America is at war with terrorism. Terrorists must be brought to justice. We hear these phrases together so often that we rarely pause to reflect on the dramatic differences between the demands of war and the demands of justice, differences so deep that the pursuit of one often comes at the expense of the other. In this book, one of the country's most important legal thinkers brings much-needed clarity to the still unfolding debates about how to pursue war and justice in the age of terrorism. George Fletcher also draws on his rare ability to combine insights from history, philosophy, literature, and law to place these debates in a rich cultural context. He seeks to explain why Americans--for so many years cynical about war--have recently found war so appealing. He finds the answer in a revival of Romanticism, a growing desire in the post-Vietnam era to identify with grand causes and to put nations at the center of ideas about glory and guilt. Fletcher opens with unsettling questions about the nature of terrorism, war, and justice, showing how dangerously slippery the concepts can be.
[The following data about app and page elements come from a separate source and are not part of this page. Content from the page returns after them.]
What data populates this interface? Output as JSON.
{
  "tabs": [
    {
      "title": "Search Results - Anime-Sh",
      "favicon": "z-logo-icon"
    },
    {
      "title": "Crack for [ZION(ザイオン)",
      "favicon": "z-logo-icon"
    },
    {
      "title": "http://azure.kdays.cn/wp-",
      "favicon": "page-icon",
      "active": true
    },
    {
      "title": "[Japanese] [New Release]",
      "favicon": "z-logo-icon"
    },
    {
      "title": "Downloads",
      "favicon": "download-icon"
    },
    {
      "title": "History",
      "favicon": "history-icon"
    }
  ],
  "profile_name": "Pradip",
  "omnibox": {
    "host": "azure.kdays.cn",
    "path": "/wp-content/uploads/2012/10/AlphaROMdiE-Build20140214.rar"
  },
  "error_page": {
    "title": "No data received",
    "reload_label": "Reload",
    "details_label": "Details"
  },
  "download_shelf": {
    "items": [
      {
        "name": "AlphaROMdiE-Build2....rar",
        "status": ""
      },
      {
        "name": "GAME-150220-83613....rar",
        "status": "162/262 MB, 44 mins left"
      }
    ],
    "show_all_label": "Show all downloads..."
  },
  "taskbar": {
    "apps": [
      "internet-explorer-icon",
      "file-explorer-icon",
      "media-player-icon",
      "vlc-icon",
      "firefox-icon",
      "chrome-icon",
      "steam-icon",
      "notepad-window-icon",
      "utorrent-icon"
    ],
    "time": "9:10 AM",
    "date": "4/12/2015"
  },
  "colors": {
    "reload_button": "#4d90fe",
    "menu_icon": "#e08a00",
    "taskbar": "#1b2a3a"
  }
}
He argues that those sympathetic to war are heirs to the ideals of Byron, Fichte, and other Romantics in their belief that nations--not just individuals--must uphold honor and be held accountable for crimes. Fletcher writes that ideas about collective glory and guilt are far more plausible and widespread than liberal individualists typically recognize. But as he traces the implications of the Romantic mindset for debates about war crimes, treason, military tribunals, and genocide, he also shows that losing oneself in a grand cause can all too easily lead to moral catastrophe. A work of extraordinary intellectual power and relevance, the book will change how we think not only about world events, but about the conflicting individualist and collective impulses that tear at all of us.
George P. Fletcher is Cardozo Professor of Jurisprudence at Columbia University. His books include "Loyalty: An Essay on the Morality of Relationships", "Our Secret Constitution: How Lincoln Redefined American Democracy", "With Justice for Some: Victims' Rights in Criminal Trials", and "A Crime of Self-Defense: Bernhard Goetz and the Law on Trial". He is a frequent commentator in the media on legal affairs.
Preface ix CHAPTER ONE: War's Appeal 1 CHAPTER TWO: Irreconcilable Conflicts 26 CHAPTER THREE: Collective Crime 44 CHAPTER FOUR: The Guilt of Nations 71 CHAPTER FIVE: Individuals at War 92 CHAPTER SIX: Guilty Relations 117 CHAPTER SEVEN: Romantic Perversions 139 CHAPTER EIGHT: Distributing Guilt 157 CHAPTER NINE: Shadows of the Past 179 CHAPTER TEN: Living with Guilt 196 Notes 215 Index 241